Heading into Saturday's game against the Atlanta Hawks, the Chicago Bulls had won six in a row. It seemed like they had turned the corner and were emerging as the second best team in the Eastern Conference -- a team that just might be able to challenge the Cleveland Cavaliers. The Hawks hung 120 points on them and won by 15.
And instead of bouncing back and proving their mettle against the Washington Wizards on Monday, the Bulls were duds again. The Wizards ran them out of the gym en route to a 114-100 win. The loss dropped the Bulls from the second seed in the East, a spot no team seems to want.
The conference's new No. 2 is the Raptors, who at 24-15 have won three in a row and own a half-game lead over the Bulls in the standings. There are currently six teams -- the Bulls, Raptors, Hawks, Heat, Pacers and Pistons -- within two games for the second best record in the East. No one is creating any separation.
The Bulls were the prime candidate after going on a huge run following their Christmas Day win over the Thunder. Their offense was peaking under new coach Fred Hoiberg while the defense was similar to the Tom Thibodeau-led teams of the past. The defense has crumpled the past two games, however, giving up 120 and 114 points -- it was even worse against the Wizards, who have the 18th-rated offense in NBA.
And at times it was from a lack of effort and not getting back on defense after a missed shot.
The Bulls don't need to panic. They've already hit a few roadblocks this season. They can, and likely will, rebound from this.

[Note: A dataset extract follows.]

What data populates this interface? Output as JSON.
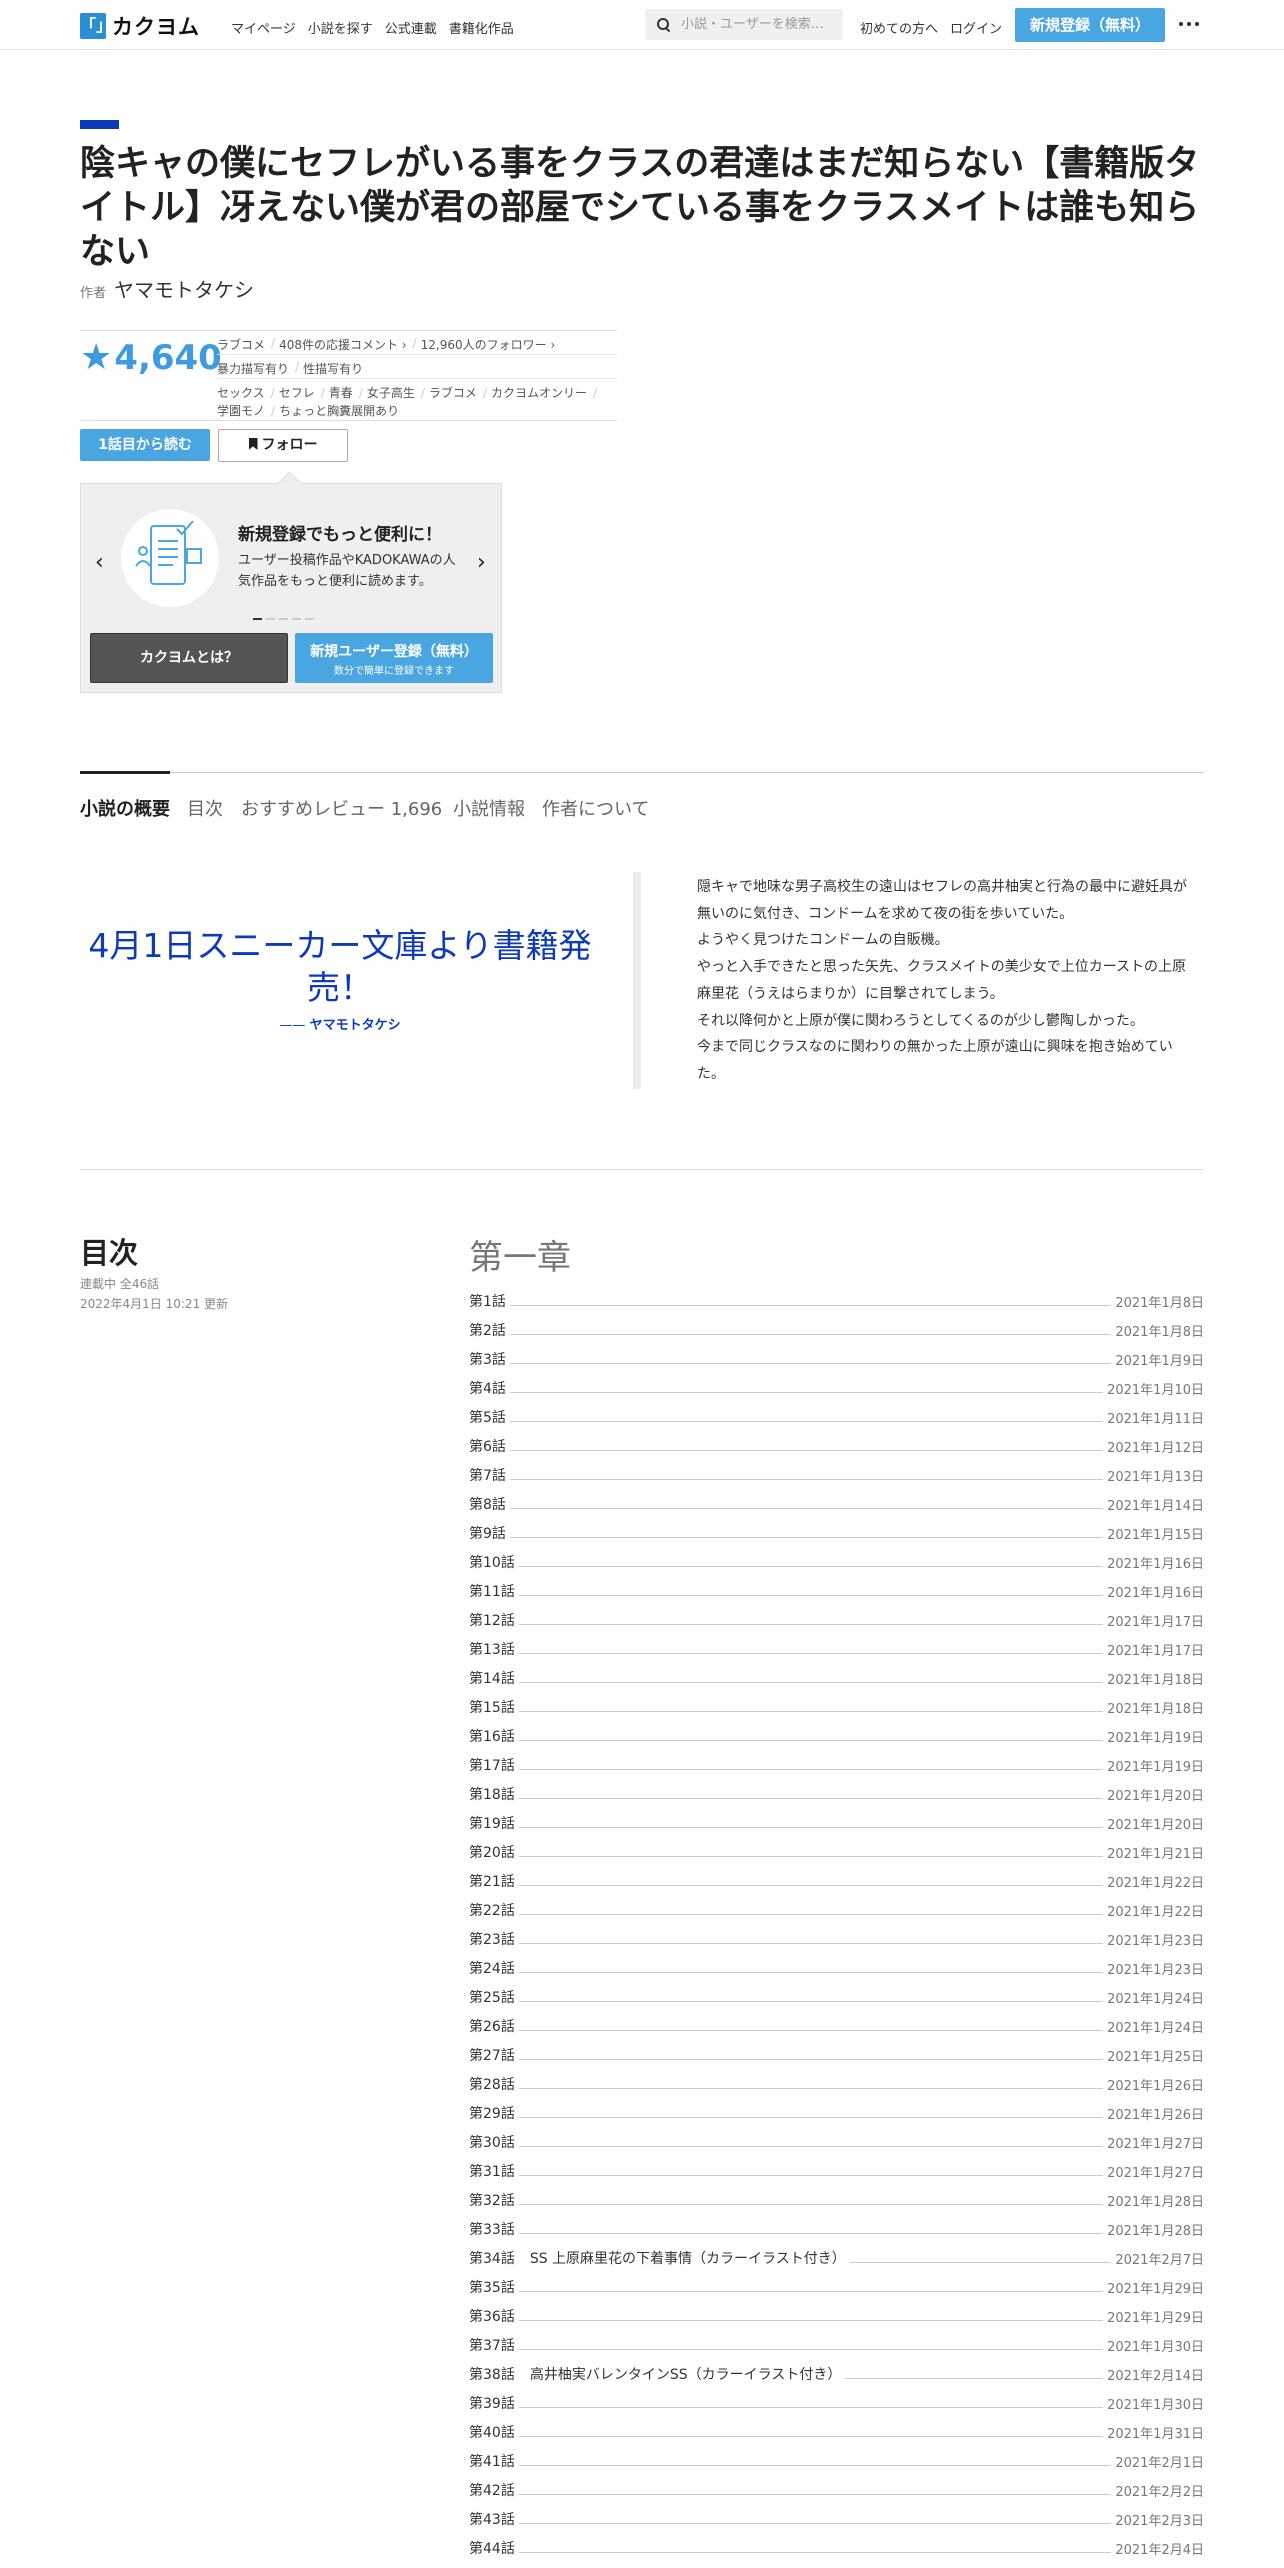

But the Bulls have to be disappointed they didn't take advantage of the run they were on. They could have created some separation from the rest of the East.
The East looks similar to the top of last year's Western Conference with so many teams with similar records. Remember what happened to the Spurs, who ended up with the sixth seed and didn't have home court advantage? It's going to be important for teams to stay in the second and third spots. That way, you can avoid the Cavaliers until the Eastern Conference Finals.
The Wizards, meanwhile, are doing their best to enter the playoff race. They had wins against the Spurs and on the road against the Cavaliers and Heat, but were three games under .500 heading into their win over the Bulls on Monday. Against the Bulls, the Wizards looked like a team that should be in the playoffs -- not one that would be two games out of the hunt if the season ended today.
Washington beat the Bulls by lighting up their defense and controlling Jimmy Butler. Seven Wizards scored in double figures and two more had eight points apiece, as they shot 48.5 percent from the floor as a team. John Wall hit only 7-of-19 of his shots, but he did have 17 points, 10 assists and three steals. Without Marcin Gortat and Bradley Beal, the Wizards' bench and role players showed up in a big way. Ramon Sessions had 16 points, five rebounds and four assists in 24 minutes and Gary Neal added 11 points in 15 minutes.
With Wall running the show and the weapons on offense, the Wizards are finding their groove. They locked the Bulls down at times and forced 15 turnovers. It was a complete game, something the Wizards have struggled to put together consistently this season. But they're climbing the rankings -- at full strength, they're a dangerous team to face as the playoff race heats up.
2 things we learned
The Golden State Warriors don't need to hit threes to win.
The Warriors only had five made threes with five minutes remaining against the Heat. They were still up by 10 points. They went on to make 7-of-23 -- just topping their season low of six -- but they held on to win, 111-103, behind 31 points from Stephen Curry and another phenomenal game by Draymond Green, who had 22 points, 12 rebounds and six assists. The Heat tried to run with the Warriors and were able to stick around thanks in part to the misses from behind the arc. But as so many other teams have learned this season, it's nearly impossible to keep up with the Warriors. They have too many weapons and can score in too many ways. That was the case again on Monday -- especially when Green is playing at such a high level.
There isn't a quick fix for the Brooklyn Nets.
It's not fair that the Nets' first game after the firing of head coach Lionel Hollins came against the Spurs, but they sure didn't do a good job of getting their fan base excited about the rest of the season. Brooklyn was blown out in Tony Brown's debut as coach, 106-79. It was a two-point lead for the Spurs after one quarter and they led by only seven at the half, but this one was never really in question. The Nets have no answer for a team as talented as the Spurs. LaMarcus Aldridge had 25 points and 11 rebounds and Kawhi Leonard added 17 points and eight boards, plus a nice alley-oop with Tim Duncan.
The Spurs were making plays like this all night. They found holes in the Nets' defense again and again. Hollins might not have been the right guy for the job, but with the current roster, there isn't much to do.
Play of the night
Once around the back isn't good enough for Stephen Curry, he has to do it twice.